The records that follow are to be given again exactly, with their pictures omitted.
▼
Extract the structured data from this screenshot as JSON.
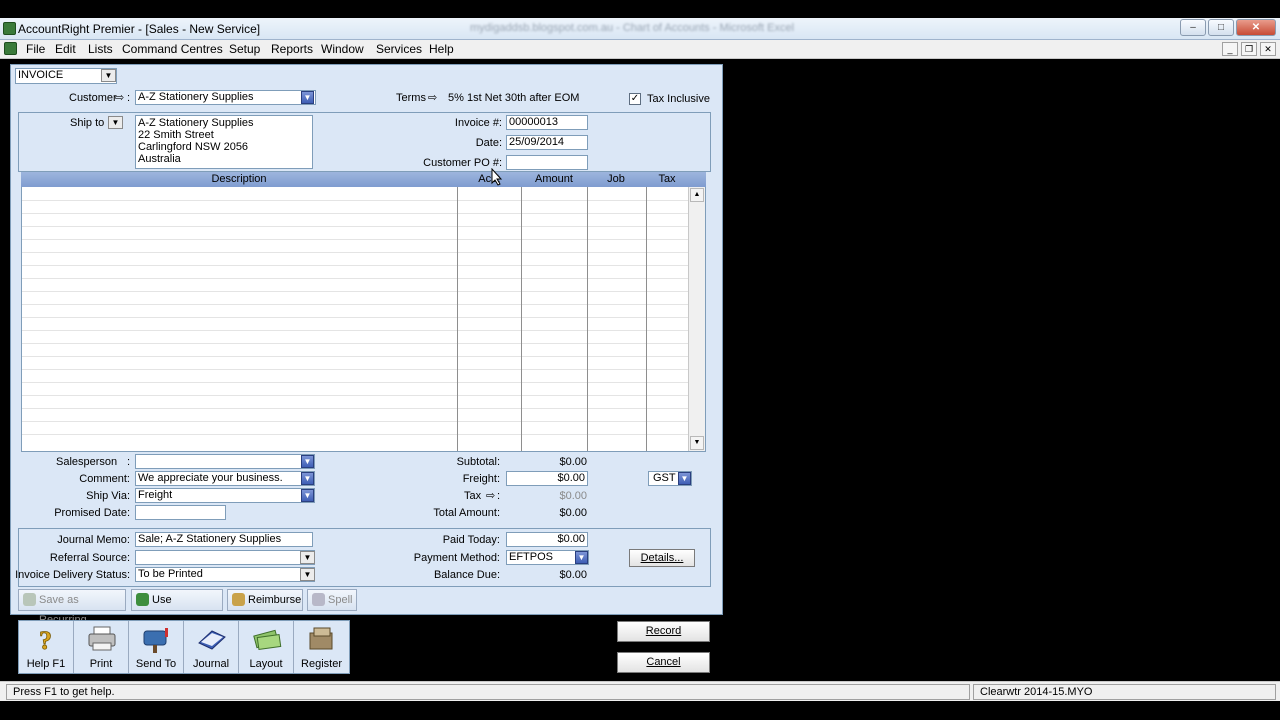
{
  "window": {
    "title": "AccountRight Premier - [Sales - New Service]",
    "blurred_tabs": "mydigaddsb.blogspot.com.au  -  Chart of Accounts  -  Microsoft Excel"
  },
  "menu": [
    "File",
    "Edit",
    "Lists",
    "Command Centres",
    "Setup",
    "Reports",
    "Window",
    "Services",
    "Help"
  ],
  "header": {
    "invoice_type": "INVOICE",
    "customer_label": "Customer",
    "customer_value": "A-Z Stationery Supplies",
    "terms_label": "Terms",
    "terms_value": "5% 1st Net 30th after EOM",
    "tax_inclusive_label": "Tax Inclusive",
    "tax_inclusive_checked": true
  },
  "ship_to": {
    "label": "Ship to",
    "lines": [
      "A-Z Stationery Supplies",
      "22 Smith Street",
      "Carlingford  NSW  2056",
      "Australia"
    ]
  },
  "invoice_fields": {
    "invoice_no_label": "Invoice #:",
    "invoice_no": "00000013",
    "date_label": "Date:",
    "date": "25/09/2014",
    "customer_po_label": "Customer PO #:",
    "customer_po": ""
  },
  "grid": {
    "columns": [
      "Description",
      "Acct",
      "Amount",
      "Job",
      "Tax"
    ]
  },
  "footer_left": {
    "salesperson_label": "Salesperson",
    "salesperson": "",
    "comment_label": "Comment:",
    "comment": "We appreciate your business.",
    "ship_via_label": "Ship Via:",
    "ship_via": "Freight",
    "promised_date_label": "Promised Date:",
    "promised_date": ""
  },
  "totals": {
    "subtotal_label": "Subtotal:",
    "subtotal": "$0.00",
    "freight_label": "Freight:",
    "freight": "$0.00",
    "tax_label": "Tax",
    "tax": "$0.00",
    "total_label": "Total Amount:",
    "total": "$0.00",
    "freight_tax_code": "GST"
  },
  "payment": {
    "journal_memo_label": "Journal Memo:",
    "journal_memo": "Sale; A-Z Stationery Supplies",
    "referral_label": "Referral Source:",
    "referral": "",
    "delivery_label": "Invoice Delivery Status:",
    "delivery": "To be Printed",
    "paid_today_label": "Paid Today:",
    "paid_today": "$0.00",
    "payment_method_label": "Payment Method:",
    "payment_method": "EFTPOS",
    "balance_due_label": "Balance Due:",
    "balance_due": "$0.00",
    "details_button": "Details..."
  },
  "toolbar": {
    "save_recurring": "Save as Recurring",
    "use_recurring": "Use Recurring",
    "reimburse": "Reimburse",
    "spell": "Spell"
  },
  "actions": {
    "help": "Help F1",
    "print": "Print",
    "send_to": "Send To",
    "journal": "Journal",
    "layout": "Layout",
    "register": "Register",
    "record": "Record",
    "cancel": "Cancel"
  },
  "status": {
    "help_text": "Press F1 to get help.",
    "file": "Clearwtr 2014-15.MYO"
  }
}
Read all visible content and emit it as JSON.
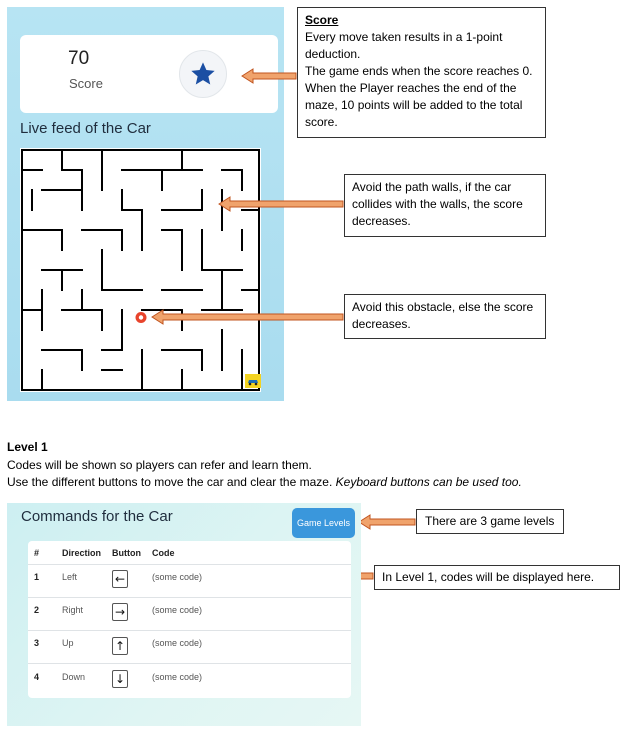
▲
Task solution:
Extract the structured data from this screenshot as JSON.
{
  "window": {
    "title": "AccountRight Premier - [Sales - New Service]",
    "blurred_tabs": "mydigaddsb.blogspot.com.au  -  Chart of Accounts  -  Microsoft Excel"
  },
  "menu": [
    "File",
    "Edit",
    "Lists",
    "Command Centres",
    "Setup",
    "Reports",
    "Window",
    "Services",
    "Help"
  ],
  "header": {
    "invoice_type": "INVOICE",
    "customer_label": "Customer",
    "customer_value": "A-Z Stationery Supplies",
    "terms_label": "Terms",
    "terms_value": "5% 1st Net 30th after EOM",
    "tax_inclusive_label": "Tax Inclusive",
    "tax_inclusive_checked": true
  },
  "ship_to": {
    "label": "Ship to",
    "lines": [
      "A-Z Stationery Supplies",
      "22 Smith Street",
      "Carlingford  NSW  2056",
      "Australia"
    ]
  },
  "invoice_fields": {
    "invoice_no_label": "Invoice #:",
    "invoice_no": "00000013",
    "date_label": "Date:",
    "date": "25/09/2014",
    "customer_po_label": "Customer PO #:",
    "customer_po": ""
  },
  "grid": {
    "columns": [
      "Description",
      "Acct",
      "Amount",
      "Job",
      "Tax"
    ]
  },
  "footer_left": {
    "salesperson_label": "Salesperson",
    "salesperson": "",
    "comment_label": "Comment:",
    "comment": "We appreciate your business.",
    "ship_via_label": "Ship Via:",
    "ship_via": "Freight",
    "promised_date_label": "Promised Date:",
    "promised_date": ""
  },
  "totals": {
    "subtotal_label": "Subtotal:",
    "subtotal": "$0.00",
    "freight_label": "Freight:",
    "freight": "$0.00",
    "tax_label": "Tax",
    "tax": "$0.00",
    "total_label": "Total Amount:",
    "total": "$0.00",
    "freight_tax_code": "GST"
  },
  "payment": {
    "journal_memo_label": "Journal Memo:",
    "journal_memo": "Sale; A-Z Stationery Supplies",
    "referral_label": "Referral Source:",
    "referral": "",
    "delivery_label": "Invoice Delivery Status:",
    "delivery": "To be Printed",
    "paid_today_label": "Paid Today:",
    "paid_today": "$0.00",
    "payment_method_label": "Payment Method:",
    "payment_method": "EFTPOS",
    "balance_due_label": "Balance Due:",
    "balance_due": "$0.00",
    "details_button": "Details..."
  },
  "toolbar": {
    "save_recurring": "Save as Recurring",
    "use_recurring": "Use Recurring",
    "reimburse": "Reimburse",
    "spell": "Spell"
  },
  "actions": {
    "help": "Help F1",
    "print": "Print",
    "send_to": "Send To",
    "journal": "Journal",
    "layout": "Layout",
    "register": "Register",
    "record": "Record",
    "cancel": "Cancel"
  },
  "status": {
    "help_text": "Press F1 to get help.",
    "file": "Clearwtr 2014-15.MYO"
  }
}
Read all visible content and emit it as JSON.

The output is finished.